News Video | Policy | GPs | Hospitals | Medical | Mental Health | Welfare | Search

 


Aspirin a viable treatment for serious blood clots


5 November, 2012

Aspirin a viable treatment for serious blood clots, study shows

Low-dose aspirin is a cheap and effective way to prevent potentially deadly blood clots in the leg or the lungs in patients who have had a previous blood clot a new study shows.

The study, conducted by the National Health and Medical Research Council’s Clinical Trials Centre at the University of Sydney, and a team of international investigators, is published today in The New England Journal of Medicine.

The study has found that people who have suffered blood clots in the veins of the leg (deep vein thrombosis or DVT) or the lungs (pulmonary embolism or PE) are less likely to suffer a recurrence of the serious blood clots or a cardiac event if they take low-dose aspirin. These conditions affect approximately 1 in 1000 people in Australia each year.

“The results of this study suggest the simple, inexpensive treatment of low-dose aspirin could prevent thousands of patients from experiencing recurrent clots each year and may make substantial healthcare savings in Australia and worldwide,” Professor John Simes, Director of the NHMRC Clinical Trials Centre at the University of Sydney and chair of the study said.

“These results suggest that aspirin prevents about one third of recurrent blood clot events. For every 1000 patients treated for one year, aspirin can be expected to prevent about 20 to 30 episodes of recurrent major thrombotic events at the cost of about 3 significant bleeding episodes.”

Operating since 2003, the ASPIRE study completed recruitment of 822 participants from five countries including Australia, New Zealand, Singapore, India and Argentina. All the participants had previously suffered a DVT or PE that occurred for no particular reason, called ‘unprovoked VTE’ (venous thromboembolism).

They had completed on average six months of anti-coagulant treatment, generally with warfarin. They were randomly allocated to receive either low dose enteric coated aspirin or a matching placebo. On average participants were followed for three years.

Dr Tim Brighton, from Prince of Wales Hospital and principal investigator of the study, explained:

“Many patients discontinue warfarin therapy after six or twelve months of treatment due to the inconvenience of regular blood tests and the increased risks of serious bleeding [putting them at high risk of recurring thrombosis].”

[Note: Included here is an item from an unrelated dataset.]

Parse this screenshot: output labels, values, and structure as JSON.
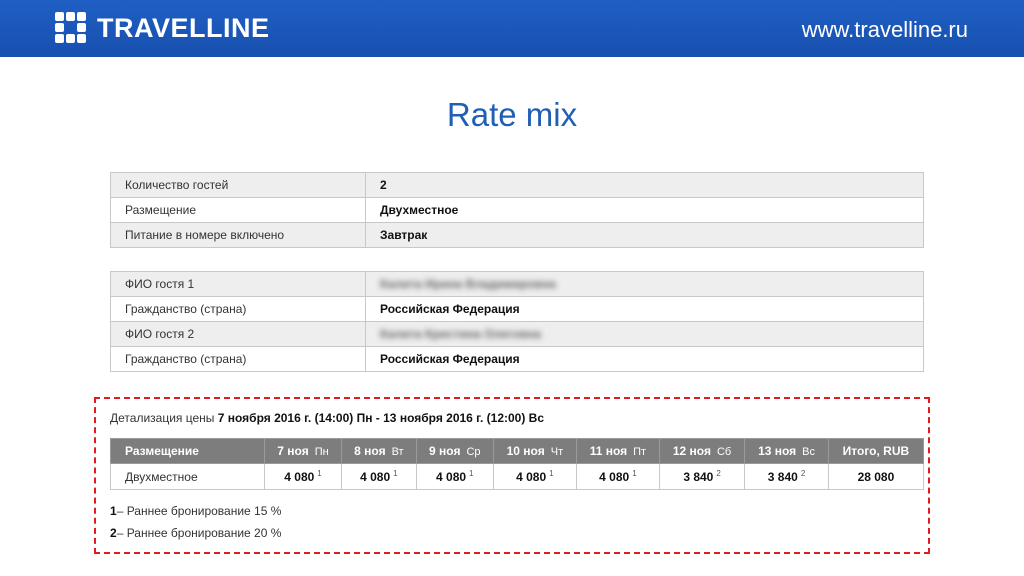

“Aspirin reduces the risk of important blood clotting event including recurrent VTE, myocardial infarction, stroke, or cardiovascular death. We now have clear evidence that aspirin is of benefit for patients who are unable or do not wish to continue warfarin in the long term.”

The study results are consistent with the findings of an Italian study, called WARFASA, which a showed a significant benefit with aspirin as reported in the The New England Journal of Medicine earlier this year.

When combined, the results of the two trials show clear and consistent evidence that aspirin prevents recurrent blood clots and this is likely to be adopted into future international practice.

© Scoop Media

 
 
 
 
 
Culture Headlines | Health Headlines | Education Headlines

 

Game Review: Until Dawn - Pick Your Own Horrible Adventure

Supermassive Games’ Until Dawn sees a group of dumb sexy teenagers take a trip to a spooky mansion atop a mountain. It is, obviously, a horror game. However, the game is so ridiculous it turns out to be more of a comedy. More>>

John McBeth: Our World Cup All Blacks

Forty or fifty years ago nobody really had any idea of what the selectors had in mind. There were often several trials, which sometimes featured over 150 players, possibly an inter island match or a final trial, then we listened to the announcement of the team on radio. The players weren't flown into the capital for a parliamentary function... More>>

ALSO:

Game Review: Midsomer Murders Meets First Year Philosophy

Developed by The Chinese Room, Everybody's Gone to the Rapture sees the player exploring what appears to be a recently abandoned idyllic English village trying to figure out where everybody's gone. Spoiler: they've gone to the rapture. (On a serious note, this review contains plot spoilers.) More>>

Scoop Review Of Books: Clear Science

It was really after his move to Wellington, to Victoria University, that it became apparent that Sir Paul Cllaghan was much more than an eminent physicist... More>>

ALSO:

Francis Cook: Weekend SportzMania! All Blacks! Netball!

Sports were on all weekend. I normally don’t write about sports but with Richie McCaw tipped to be the next Prime Minister, and Colin Craig arguing sports are almost as important as politics, I thought “what better time to start!” More>>

ALSO:

Beervana: Aussie Pav Beer Declared Taste Of NZ

In a surprising upset, an Australian beer modelled on the pavlova, created by Brisbane brewery Newstead Brewing, the 250 Beers blog and Scratch Bar, has been announced the winner at the Beervana craft beer festival ‘Flag Brew’ competition, which challenged media and brewing teams to capture the distinctive taste of New Zealand. More>>

ALSO:

Get More From Scoop

 
 

LATEST HEADLINES

 
 
 
 
Health
Search Scoop  
 
 
Powered by Vodafone
NZ independent news